The First Presbyterian
Church traces its origins back to June 1811, when the Rev. Robert Henderson
came to service the Presbyterian residents of what is now Murfreesboro. In
April 1812 the Presbyterian community formally established the Murfree Spring
Church; the name would change to the First Presbyterian Church, Murfreesboro in
1818. Originally congregants worshipped in a log structure on the property of
Colonel Hardy Murfree. Around 1820 the church’s first permanent sanctuary was
constructed on Vine Street. The brick building was said to be one of the
fanciest structures in Rutherford County at the time, and featured a five-story
bell tower. Members of the congregation were buried in a graveyard adjacent to
the church; in 1837 it expanded and evolved into a public burial ground, today
known as the Old City Cemetery. In August 1822 the church hosted a special
session of the Tennessee state general assembly. During this session the
assembly voted to endorse Andrew Jackson for the presidency.
The church was hit hard
by the effects of the Civil War. The sanctuary served as a hospital for
Confederate soldiers during the Battle of Stones River, and afterwards was a

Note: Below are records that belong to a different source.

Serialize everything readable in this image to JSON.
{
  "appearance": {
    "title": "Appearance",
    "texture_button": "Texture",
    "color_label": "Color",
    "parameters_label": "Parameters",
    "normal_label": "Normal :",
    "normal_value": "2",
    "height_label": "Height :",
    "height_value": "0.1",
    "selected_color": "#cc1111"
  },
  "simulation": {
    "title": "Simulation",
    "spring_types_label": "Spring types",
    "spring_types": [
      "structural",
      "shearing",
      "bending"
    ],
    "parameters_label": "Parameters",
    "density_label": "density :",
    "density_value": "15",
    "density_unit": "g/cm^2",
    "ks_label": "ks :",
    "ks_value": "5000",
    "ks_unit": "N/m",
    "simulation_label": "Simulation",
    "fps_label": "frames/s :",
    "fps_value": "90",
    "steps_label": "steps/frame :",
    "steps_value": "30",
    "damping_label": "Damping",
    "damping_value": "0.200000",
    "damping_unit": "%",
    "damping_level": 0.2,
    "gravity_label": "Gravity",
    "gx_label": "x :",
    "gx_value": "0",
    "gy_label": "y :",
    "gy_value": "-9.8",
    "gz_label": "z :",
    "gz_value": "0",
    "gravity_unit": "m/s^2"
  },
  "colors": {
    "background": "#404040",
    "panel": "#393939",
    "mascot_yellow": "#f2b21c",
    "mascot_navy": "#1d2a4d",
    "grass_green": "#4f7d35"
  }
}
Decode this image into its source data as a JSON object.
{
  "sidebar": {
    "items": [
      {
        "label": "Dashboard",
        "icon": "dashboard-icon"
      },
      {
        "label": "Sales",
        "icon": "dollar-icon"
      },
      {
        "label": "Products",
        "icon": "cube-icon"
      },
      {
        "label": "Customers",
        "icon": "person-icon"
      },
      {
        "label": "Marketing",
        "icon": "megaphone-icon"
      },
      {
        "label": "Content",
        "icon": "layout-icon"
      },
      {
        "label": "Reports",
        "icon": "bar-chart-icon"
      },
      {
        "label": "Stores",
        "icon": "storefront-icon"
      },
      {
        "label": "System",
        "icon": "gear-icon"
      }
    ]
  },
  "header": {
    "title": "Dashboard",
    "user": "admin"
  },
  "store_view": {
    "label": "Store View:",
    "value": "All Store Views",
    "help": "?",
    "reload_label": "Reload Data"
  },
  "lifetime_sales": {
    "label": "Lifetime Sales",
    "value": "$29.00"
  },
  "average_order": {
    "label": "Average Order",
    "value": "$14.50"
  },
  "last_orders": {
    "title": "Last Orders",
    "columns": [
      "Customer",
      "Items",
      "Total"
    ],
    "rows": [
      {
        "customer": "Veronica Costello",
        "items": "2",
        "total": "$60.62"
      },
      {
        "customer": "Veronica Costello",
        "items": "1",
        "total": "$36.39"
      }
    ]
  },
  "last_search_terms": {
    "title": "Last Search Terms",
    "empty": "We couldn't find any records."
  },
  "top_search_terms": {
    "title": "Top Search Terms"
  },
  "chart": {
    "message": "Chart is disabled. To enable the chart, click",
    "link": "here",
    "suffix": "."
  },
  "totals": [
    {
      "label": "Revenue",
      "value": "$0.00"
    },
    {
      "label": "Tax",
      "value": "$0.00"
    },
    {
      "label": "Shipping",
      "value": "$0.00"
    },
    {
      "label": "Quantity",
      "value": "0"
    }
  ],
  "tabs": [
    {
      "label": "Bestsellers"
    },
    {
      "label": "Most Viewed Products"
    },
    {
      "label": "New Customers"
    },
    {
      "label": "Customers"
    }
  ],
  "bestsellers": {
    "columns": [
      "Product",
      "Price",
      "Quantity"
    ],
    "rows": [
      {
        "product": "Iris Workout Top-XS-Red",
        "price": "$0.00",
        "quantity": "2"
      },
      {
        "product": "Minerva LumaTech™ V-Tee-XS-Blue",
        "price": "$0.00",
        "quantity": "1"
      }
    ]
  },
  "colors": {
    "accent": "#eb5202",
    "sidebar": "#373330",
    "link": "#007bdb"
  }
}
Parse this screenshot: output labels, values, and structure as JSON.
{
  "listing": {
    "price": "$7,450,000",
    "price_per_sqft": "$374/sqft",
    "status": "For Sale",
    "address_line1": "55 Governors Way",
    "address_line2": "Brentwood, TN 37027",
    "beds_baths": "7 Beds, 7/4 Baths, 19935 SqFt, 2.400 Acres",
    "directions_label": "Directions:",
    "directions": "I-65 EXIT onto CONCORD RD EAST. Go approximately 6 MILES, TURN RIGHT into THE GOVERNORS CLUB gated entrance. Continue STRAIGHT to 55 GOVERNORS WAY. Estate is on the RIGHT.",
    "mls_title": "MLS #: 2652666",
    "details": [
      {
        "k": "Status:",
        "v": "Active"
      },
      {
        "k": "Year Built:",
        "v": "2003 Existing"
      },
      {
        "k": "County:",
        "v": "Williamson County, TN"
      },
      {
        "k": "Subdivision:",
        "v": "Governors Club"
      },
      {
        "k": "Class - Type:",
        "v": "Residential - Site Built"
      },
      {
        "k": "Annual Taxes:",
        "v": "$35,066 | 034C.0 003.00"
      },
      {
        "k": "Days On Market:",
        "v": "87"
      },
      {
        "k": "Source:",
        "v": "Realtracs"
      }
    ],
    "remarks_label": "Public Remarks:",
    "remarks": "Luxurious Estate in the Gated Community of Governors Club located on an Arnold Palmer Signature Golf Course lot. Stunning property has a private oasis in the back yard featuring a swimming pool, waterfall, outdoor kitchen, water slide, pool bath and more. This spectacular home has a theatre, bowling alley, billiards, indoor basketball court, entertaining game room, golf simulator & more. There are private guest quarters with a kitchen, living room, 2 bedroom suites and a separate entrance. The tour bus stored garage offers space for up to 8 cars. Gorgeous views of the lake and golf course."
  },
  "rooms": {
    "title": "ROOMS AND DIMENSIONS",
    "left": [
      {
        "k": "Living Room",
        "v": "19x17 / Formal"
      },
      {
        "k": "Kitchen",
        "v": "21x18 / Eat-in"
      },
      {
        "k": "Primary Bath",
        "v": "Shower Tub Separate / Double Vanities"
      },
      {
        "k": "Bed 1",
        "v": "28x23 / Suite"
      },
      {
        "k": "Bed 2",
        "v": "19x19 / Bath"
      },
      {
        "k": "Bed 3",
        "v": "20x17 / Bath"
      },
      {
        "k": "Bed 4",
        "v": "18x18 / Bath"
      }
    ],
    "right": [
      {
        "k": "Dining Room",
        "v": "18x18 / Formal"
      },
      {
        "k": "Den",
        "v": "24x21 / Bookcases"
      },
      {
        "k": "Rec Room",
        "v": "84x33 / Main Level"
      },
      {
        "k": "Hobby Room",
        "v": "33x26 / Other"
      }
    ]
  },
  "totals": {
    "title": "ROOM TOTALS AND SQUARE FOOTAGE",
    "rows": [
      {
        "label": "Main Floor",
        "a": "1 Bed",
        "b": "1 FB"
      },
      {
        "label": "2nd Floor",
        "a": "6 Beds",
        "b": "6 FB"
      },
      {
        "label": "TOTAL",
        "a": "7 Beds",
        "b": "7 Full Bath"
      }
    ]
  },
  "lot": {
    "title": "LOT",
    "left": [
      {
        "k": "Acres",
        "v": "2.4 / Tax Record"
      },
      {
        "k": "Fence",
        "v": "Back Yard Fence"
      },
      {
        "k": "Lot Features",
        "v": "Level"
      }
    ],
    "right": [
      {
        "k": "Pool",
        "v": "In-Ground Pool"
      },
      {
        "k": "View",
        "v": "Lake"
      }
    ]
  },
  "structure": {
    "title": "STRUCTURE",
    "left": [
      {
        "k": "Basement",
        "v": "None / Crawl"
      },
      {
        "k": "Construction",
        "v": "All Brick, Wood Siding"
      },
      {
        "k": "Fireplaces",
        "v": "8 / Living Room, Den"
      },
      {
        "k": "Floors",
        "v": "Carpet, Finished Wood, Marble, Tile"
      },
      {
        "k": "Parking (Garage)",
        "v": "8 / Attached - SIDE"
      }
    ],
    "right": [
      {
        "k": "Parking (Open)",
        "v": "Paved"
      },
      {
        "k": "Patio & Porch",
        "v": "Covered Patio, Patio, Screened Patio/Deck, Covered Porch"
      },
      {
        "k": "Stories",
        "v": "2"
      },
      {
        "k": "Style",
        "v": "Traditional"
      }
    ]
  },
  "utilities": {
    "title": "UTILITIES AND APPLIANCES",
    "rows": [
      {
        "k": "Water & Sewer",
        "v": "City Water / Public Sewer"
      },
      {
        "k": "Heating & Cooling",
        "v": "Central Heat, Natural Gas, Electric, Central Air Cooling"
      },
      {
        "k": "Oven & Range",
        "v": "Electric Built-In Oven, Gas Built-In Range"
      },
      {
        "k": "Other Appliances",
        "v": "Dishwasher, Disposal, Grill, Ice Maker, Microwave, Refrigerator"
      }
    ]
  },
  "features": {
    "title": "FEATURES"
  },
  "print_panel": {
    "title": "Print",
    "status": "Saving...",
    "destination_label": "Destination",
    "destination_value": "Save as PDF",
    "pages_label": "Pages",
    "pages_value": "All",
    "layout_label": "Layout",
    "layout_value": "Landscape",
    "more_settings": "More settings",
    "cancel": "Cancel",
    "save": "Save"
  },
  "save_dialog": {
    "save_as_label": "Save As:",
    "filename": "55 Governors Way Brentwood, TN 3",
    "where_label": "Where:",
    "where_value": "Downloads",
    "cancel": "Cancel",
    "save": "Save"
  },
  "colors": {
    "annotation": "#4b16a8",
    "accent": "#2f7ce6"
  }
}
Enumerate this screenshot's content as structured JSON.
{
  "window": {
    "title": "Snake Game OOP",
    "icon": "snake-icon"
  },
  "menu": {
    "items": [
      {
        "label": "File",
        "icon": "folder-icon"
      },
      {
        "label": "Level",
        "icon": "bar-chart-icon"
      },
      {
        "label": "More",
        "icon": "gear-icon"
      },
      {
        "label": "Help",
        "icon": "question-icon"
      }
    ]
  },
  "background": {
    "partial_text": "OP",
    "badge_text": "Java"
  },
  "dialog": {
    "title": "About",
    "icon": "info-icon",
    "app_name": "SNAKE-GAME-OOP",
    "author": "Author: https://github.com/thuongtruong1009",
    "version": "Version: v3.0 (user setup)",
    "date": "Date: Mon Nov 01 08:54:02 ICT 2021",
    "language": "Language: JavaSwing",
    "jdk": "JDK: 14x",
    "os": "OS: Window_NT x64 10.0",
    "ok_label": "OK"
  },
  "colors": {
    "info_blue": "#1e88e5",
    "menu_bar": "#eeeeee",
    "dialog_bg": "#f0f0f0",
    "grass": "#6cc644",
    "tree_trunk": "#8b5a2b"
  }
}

hospital for Union soldiers during the occupation of Murfreesboro. Troops also
set up camps in the area surrounding the church and cemetery. Sometime between
the winter of 1863 and the spring of 1864 the church building was demolished.
Details surrounding the circumstances behind its destruction are uncertain;
some reports claim that Union soldiers began taking bricks from the building to
make fireplaces for their shelters. Other accounts add that the soldiers
desecrated the cemetery as well, destroying tombstones. From 1862 until July
1864 it appears that the congregation did not assemble. Towards the end of the
war the church reemerged and in 1865 it filed a claim for damages from the
federal government; after years of efforts, the church was awarded $6,500 in
damages in 1899.
In 1867 the First
Presbyterian church purchased a lot on the corner of Spring and College Streets.
A new Gothic Revival style church building was constructed on the property and
designed by Nashville architect W. A. Kiddell. In 1913 the building was heavily
damaged by a tornado. Almost immediately the congregation moved to build a new
structure on the same spot, with construction completed by 1914. The new
building was constructed and possibly designed by the construction firm of
Maugans and Bell in the popular Classical Revival style. Additional sections were
built in 1959 and 1998. In 1993 the church was added to the National Register
of Historic Places on the grounds that it was an ideal example of Classical
Revival architecture. The First Presbyterian Church remains in operation and holds